Indian New Deal, Tribal Termination, and Urban Relocation 1934-1967

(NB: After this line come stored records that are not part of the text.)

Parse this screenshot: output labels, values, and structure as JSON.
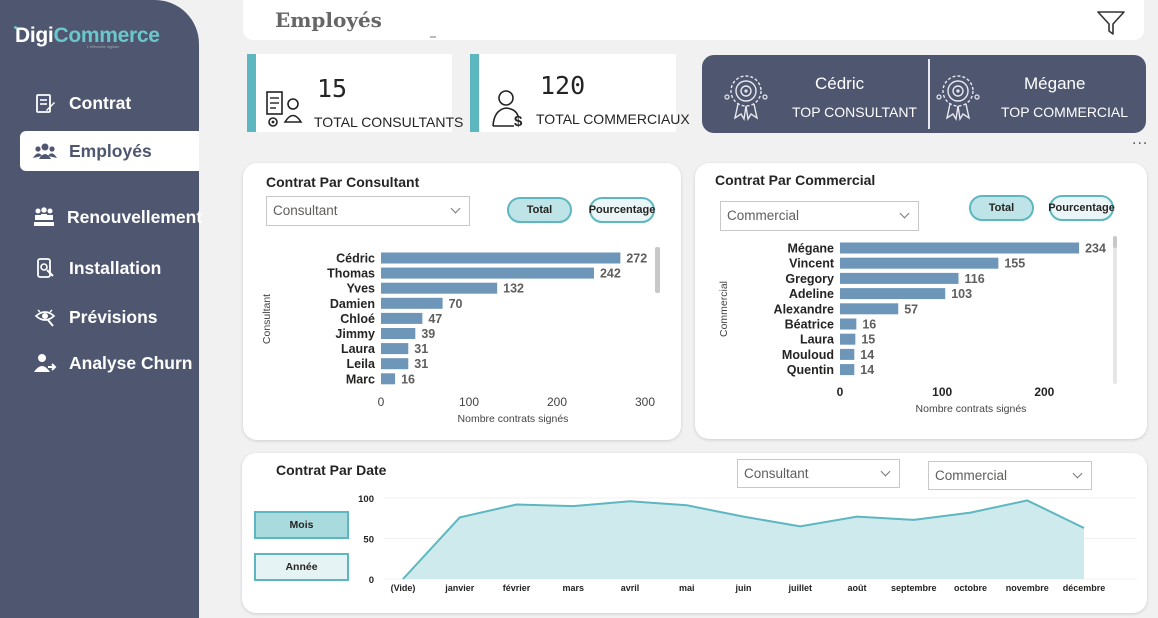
{
  "app": {
    "logo_part1": "Digi",
    "logo_part2": "Commerce",
    "logo_tagline": "L'efficacité digitale"
  },
  "sidebar": {
    "items": [
      {
        "label": "Contrat",
        "icon": "contract-icon",
        "active": false
      },
      {
        "label": "Employés",
        "icon": "people-icon",
        "active": true
      },
      {
        "label": "Renouvellement",
        "icon": "group-icon",
        "active": false
      },
      {
        "label": "Installation",
        "icon": "install-icon",
        "active": false
      },
      {
        "label": "Prévisions",
        "icon": "forecast-icon",
        "active": false
      },
      {
        "label": "Analyse Churn",
        "icon": "churn-icon",
        "active": false
      }
    ]
  },
  "header": {
    "title": "Employés",
    "filter_icon": "filter-icon"
  },
  "kpis": [
    {
      "value": "15",
      "label": "TOTAL CONSULTANTS",
      "icon": "consultant-icon"
    },
    {
      "value": "120",
      "label": "TOTAL COMMERCIAUX",
      "icon": "salesperson-icon"
    }
  ],
  "top": {
    "consultant": {
      "name": "Cédric",
      "role": "TOP CONSULTANT",
      "icon": "award-badge-icon"
    },
    "commercial": {
      "name": "Mégane",
      "role": "TOP COMMERCIAL",
      "icon": "award-badge-icon"
    }
  },
  "more_options": "···",
  "colors": {
    "sidebar": "#4f5670",
    "accent": "#5db7c0",
    "bar": "#6d96b8",
    "area_fill": "#cfeaec",
    "area_line": "#5db7c0"
  },
  "consultant_card": {
    "title": "Contrat Par Consultant",
    "dropdown": "Consultant",
    "btn_total": "Total",
    "btn_percent": "Pourcentage"
  },
  "commercial_card": {
    "title": "Contrat Par Commercial",
    "dropdown": "Commercial",
    "btn_total": "Total",
    "btn_percent": "Pourcentage"
  },
  "date_card": {
    "title": "Contrat Par Date",
    "dropdown_consultant": "Consultant",
    "dropdown_commercial": "Commercial",
    "btn_month": "Mois",
    "btn_year": "Année"
  },
  "chart_data": [
    {
      "type": "bar",
      "orientation": "horizontal",
      "title": "Contrat Par Consultant",
      "ylabel": "Consultant",
      "xlabel": "Nombre contrats signés",
      "categories": [
        "Cédric",
        "Thomas",
        "Yves",
        "Damien",
        "Chloé",
        "Jimmy",
        "Laura",
        "Leila",
        "Marc"
      ],
      "values": [
        272,
        242,
        132,
        70,
        47,
        39,
        31,
        31,
        16
      ],
      "xlim": [
        0,
        300
      ],
      "xticks": [
        "0",
        "100",
        "200",
        "300"
      ]
    },
    {
      "type": "bar",
      "orientation": "horizontal",
      "title": "Contrat Par Commercial",
      "ylabel": "Commercial",
      "xlabel": "Nombre contrats signés",
      "categories": [
        "Mégane",
        "Vincent",
        "Gregory",
        "Adeline",
        "Alexandre",
        "Béatrice",
        "Laura",
        "Mouloud",
        "Quentin"
      ],
      "values": [
        234,
        155,
        116,
        103,
        57,
        16,
        15,
        14,
        14
      ],
      "xlim": [
        0,
        230
      ],
      "xticks": [
        "0",
        "100",
        "200"
      ]
    },
    {
      "type": "area",
      "title": "Contrat Par Date",
      "categories": [
        "(Vide)",
        "janvier",
        "février",
        "mars",
        "avril",
        "mai",
        "juin",
        "juillet",
        "août",
        "septembre",
        "octobre",
        "novembre",
        "décembre"
      ],
      "values": [
        0,
        76,
        92,
        90,
        96,
        91,
        77,
        65,
        77,
        73,
        82,
        97,
        63
      ],
      "ylim": [
        0,
        100
      ],
      "yticks": [
        "0",
        "50",
        "100"
      ]
    }
  ]
}
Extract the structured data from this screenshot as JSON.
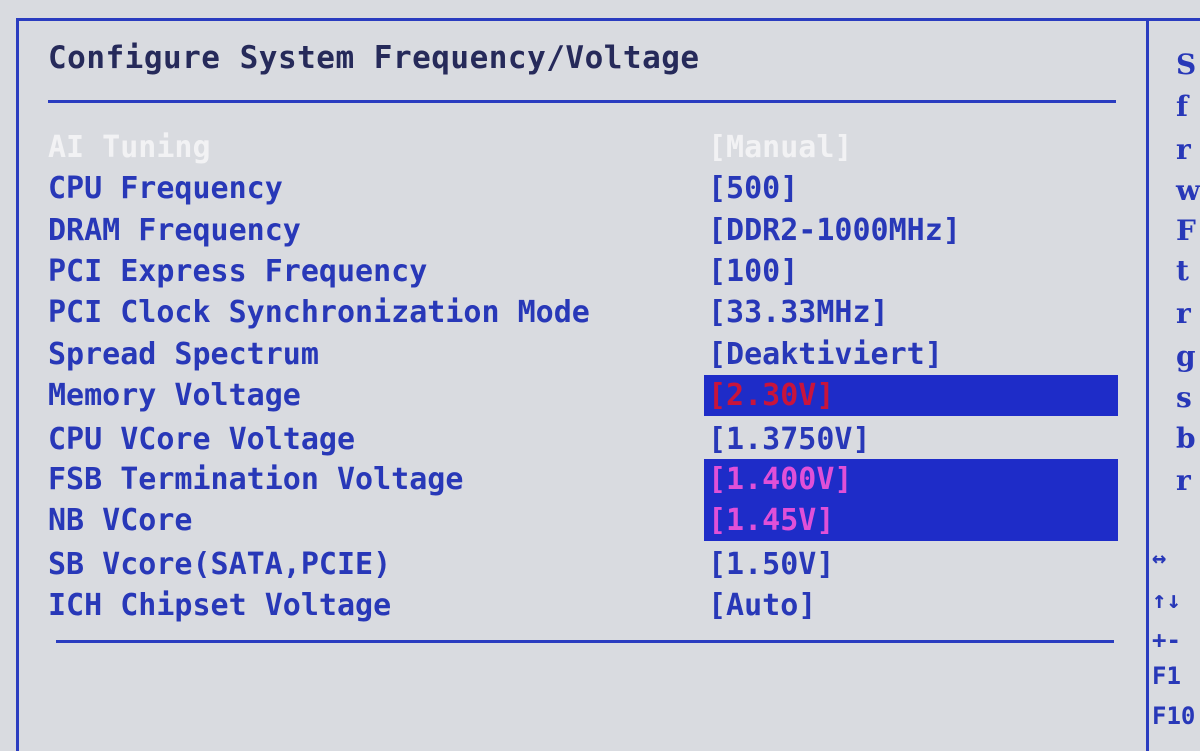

Findings from the 1928 Meriam Report usher in reforms during a period known as the Indian New Deal (1934-1949). In 1934, Congress passes the Indian Reorganization Act (IRA), a reform bill that recognizes the failure of allotment policy and promotes tribal self-sufficiency. The IRA creates opportunities to build tribal economies, create medical services, and construct roads, water systems, and schools. The IRA imposes the creation of tribal governments, but these are based on American ideas of democracy, eschewing traditional tribal governments. Powerful White ranchers and allied politicians in Washington, D.C., severely undercut the intended aims of the IRA to support tribal self-sufficiency. By 1945, John Collier, commissioner of Indian affairs and a staunch advocate for tribal self-sufficiency, is ousted and replaced with Dillon Meyer, the former director of the Japanese internment camps (Nies, 1996). The “Indian Problem” is reignited as coal and uranium are discovered on Indian lands, stimulating a renewed effort to dismantle reservations in order to gain federal control of mineral deposits. Congress launches “termination policy” in the 1950s to 1960s, stipulating that tribes would lose federal status, annuities, and treaty and trust obligations entitled to them by treaty and law. Coupled with the termination policy are the urban relocation programs. As Congress passes federal monies to states, federal funding for tribes does not trickle down from states to reservation communities, creating even more poverty and ill health, forcing reservation Indians to seek monies off reservation. With goals of further assimilation and de-tribalization, Congress creates the urban Indian relocation program, stimulating a mass exodus from tribal communities to cities with the allure (but not the reality) of housing and job training. Moreover, during this period, Native children are targeted by the Child Welfare League of America for transracial adoption into White homes to further stimulate assimilation and de-identification as a tribal people.